@vaficionado) – if that list of names doesn’t fill you with confidence for vRA.Next, then I suggest you follow them on twitter and trust me that it’s a crack team! So, my highlights: Completely automated deployment…almost. The deployment of appliances and installation of IaaS components and pre-requisites will be wizard driven, the Window Servers will need to exist and have an agent installed, and the MSSQL server will also need to be installed.
For the last few years at VMworld I’ve taken advantage of the discounted exam price and booked a “have-a-go” exam – typically an exam I’ve been wanting to do but not necessarily had the time I wanted to study for it. Since I have been fairly immersed in the NSX world for the last week, sitting in an NSX design and deploy class and surrounded by some very smart networking guys, I changed my “have-a-go” exam from the VCP6-CMA to the VCIX-NV.
As a vExpert, I am blessed to get 1000 CPU hours access to Ravello’s awesome platform and recently I’ve been playing with the AutoLab deployments tailored for Ravello. If you’re unfamiliar with Ravello’s offering (where have you been?!) then it’s basically a custom hypervisor (HVX) running on either AWS or Google Cloud that allows you to run nested environments on those platforms. I did say it’s awesome. As an avid home-lab enthusiast Ravello initially felt weird, but having used it for a while I can definitely see the potential to augment, and in some cases completely replace the home lab.
Unable to connect NSX to Lookup Service when using a vSphere 6 subordinate certificate authority (VMCA)
After deploying a new vSphere 6 vCenter Server Appliance (VCSA) and configuring the Platform Services Controller (PSC) to act as a subordinate Certificate Authority (CS), I was unable to register the NSX Manager to the Lookup Service.

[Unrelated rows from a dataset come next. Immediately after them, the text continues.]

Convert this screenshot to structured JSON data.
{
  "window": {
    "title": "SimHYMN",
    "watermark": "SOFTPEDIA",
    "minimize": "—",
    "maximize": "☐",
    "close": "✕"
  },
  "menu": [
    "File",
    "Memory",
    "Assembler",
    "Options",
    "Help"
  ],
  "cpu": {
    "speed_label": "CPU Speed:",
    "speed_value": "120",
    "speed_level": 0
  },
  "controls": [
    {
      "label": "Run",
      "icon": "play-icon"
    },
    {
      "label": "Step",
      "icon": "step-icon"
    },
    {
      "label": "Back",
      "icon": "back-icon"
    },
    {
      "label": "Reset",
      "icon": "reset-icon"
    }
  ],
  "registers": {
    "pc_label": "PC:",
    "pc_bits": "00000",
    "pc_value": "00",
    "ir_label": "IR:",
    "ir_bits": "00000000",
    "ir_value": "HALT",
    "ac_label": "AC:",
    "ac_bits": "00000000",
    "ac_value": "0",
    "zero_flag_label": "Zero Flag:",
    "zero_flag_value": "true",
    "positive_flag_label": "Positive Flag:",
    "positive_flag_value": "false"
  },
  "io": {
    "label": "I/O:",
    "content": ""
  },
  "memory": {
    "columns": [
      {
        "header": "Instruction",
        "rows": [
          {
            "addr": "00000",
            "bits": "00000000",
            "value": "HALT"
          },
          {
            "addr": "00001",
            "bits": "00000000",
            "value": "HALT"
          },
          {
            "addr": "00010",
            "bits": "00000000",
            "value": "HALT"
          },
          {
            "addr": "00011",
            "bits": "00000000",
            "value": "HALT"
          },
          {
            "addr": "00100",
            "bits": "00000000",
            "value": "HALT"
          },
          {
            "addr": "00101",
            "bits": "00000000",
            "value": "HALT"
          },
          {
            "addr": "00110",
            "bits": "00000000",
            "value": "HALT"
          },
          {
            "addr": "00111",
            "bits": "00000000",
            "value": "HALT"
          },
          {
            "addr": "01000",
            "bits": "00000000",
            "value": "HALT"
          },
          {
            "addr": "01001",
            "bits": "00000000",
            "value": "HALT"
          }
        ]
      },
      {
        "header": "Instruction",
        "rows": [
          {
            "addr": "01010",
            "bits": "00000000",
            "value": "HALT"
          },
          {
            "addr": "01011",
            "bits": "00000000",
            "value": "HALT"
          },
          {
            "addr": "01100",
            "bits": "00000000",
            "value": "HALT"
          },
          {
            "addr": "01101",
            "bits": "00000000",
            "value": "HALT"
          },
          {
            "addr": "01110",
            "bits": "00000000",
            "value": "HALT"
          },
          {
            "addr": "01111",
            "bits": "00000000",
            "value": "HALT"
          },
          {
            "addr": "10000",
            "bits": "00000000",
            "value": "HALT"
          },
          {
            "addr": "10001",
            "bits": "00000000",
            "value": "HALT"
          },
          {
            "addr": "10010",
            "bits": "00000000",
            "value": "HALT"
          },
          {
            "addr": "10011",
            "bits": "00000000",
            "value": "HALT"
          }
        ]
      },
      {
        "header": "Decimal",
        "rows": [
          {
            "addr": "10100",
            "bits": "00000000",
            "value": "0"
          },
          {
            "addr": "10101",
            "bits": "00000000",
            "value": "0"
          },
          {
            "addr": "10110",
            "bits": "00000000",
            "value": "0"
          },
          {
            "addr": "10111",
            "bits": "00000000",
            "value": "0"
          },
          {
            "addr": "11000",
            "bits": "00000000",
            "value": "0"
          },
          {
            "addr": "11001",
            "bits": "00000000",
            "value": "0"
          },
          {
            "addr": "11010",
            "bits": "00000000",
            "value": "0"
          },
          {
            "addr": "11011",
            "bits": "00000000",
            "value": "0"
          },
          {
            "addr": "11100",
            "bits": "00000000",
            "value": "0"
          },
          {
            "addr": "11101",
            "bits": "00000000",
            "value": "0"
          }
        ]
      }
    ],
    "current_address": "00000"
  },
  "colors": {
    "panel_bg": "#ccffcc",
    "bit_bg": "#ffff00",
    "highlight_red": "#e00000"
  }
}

Try saying that fast after a pint or two!? Attempting to register NSX to the Lookup Service would result in the following error: NSX Management Service operation failed.( Initialization of Admin Registration Service Provider failed.
It is with great relief that I can announce I have passed my VCP NV (Network Virtualisation) having been caught out by the difficulty of the exam and failing previously. Exam Preparation I was fortunate to attend a VMware internal bootcamp (roughly equivalent to the ICM course) for NSX and have had experience deploying production NSX environments, so that is by far the best preparation. As always, the exam blueprint is crucial, you *have* to know all areas covered there.
The NSX Edge Gateway comes pre-armed with the ability to provide an SSL VPN for remote access into your network. This isn’t a new feature (SSL VPN was available in vCloud Networking and Security), but it’s worth a run through. I’m configuring remote access to my Lab, since it’s often useful to access it when on a client site, but traditional VPN connections are often blocked on corporate networks where HTTPS isn’t.
This is the second part of the 3rd article in a series about how to build-out a simple vCAC 6 installation to a distributed model. By the end of this part, we will not have modified the vCAC deployment in any way, we’ll just have 3 configured load balanced URLs vCAC Simple Install with vPostgres deployed and load balancers prepared An overview of the steps required are below:
This is the first part of the 3rd article in a series about how to build-out a simple vCAC 6 installation to a distributed model. By the end of this part, we will not have modified the vCAC deployment in any way, we’ll just have 3 configured load balanced URLs vCAC simple configuration with vPostgres and Load Balancers prepared An overview of the steps required are below:
I flew from Gatwick to Barcelona last night to my very first VMworld! I’m staying in a hotel that is actually quite far from the conference, it’s a metro, train and bus journey away from the conference center and it takes about 40 minutes to get here. On the plus side I was only 5 minutes away from the VMUG party last night so I went over there for an hour or so.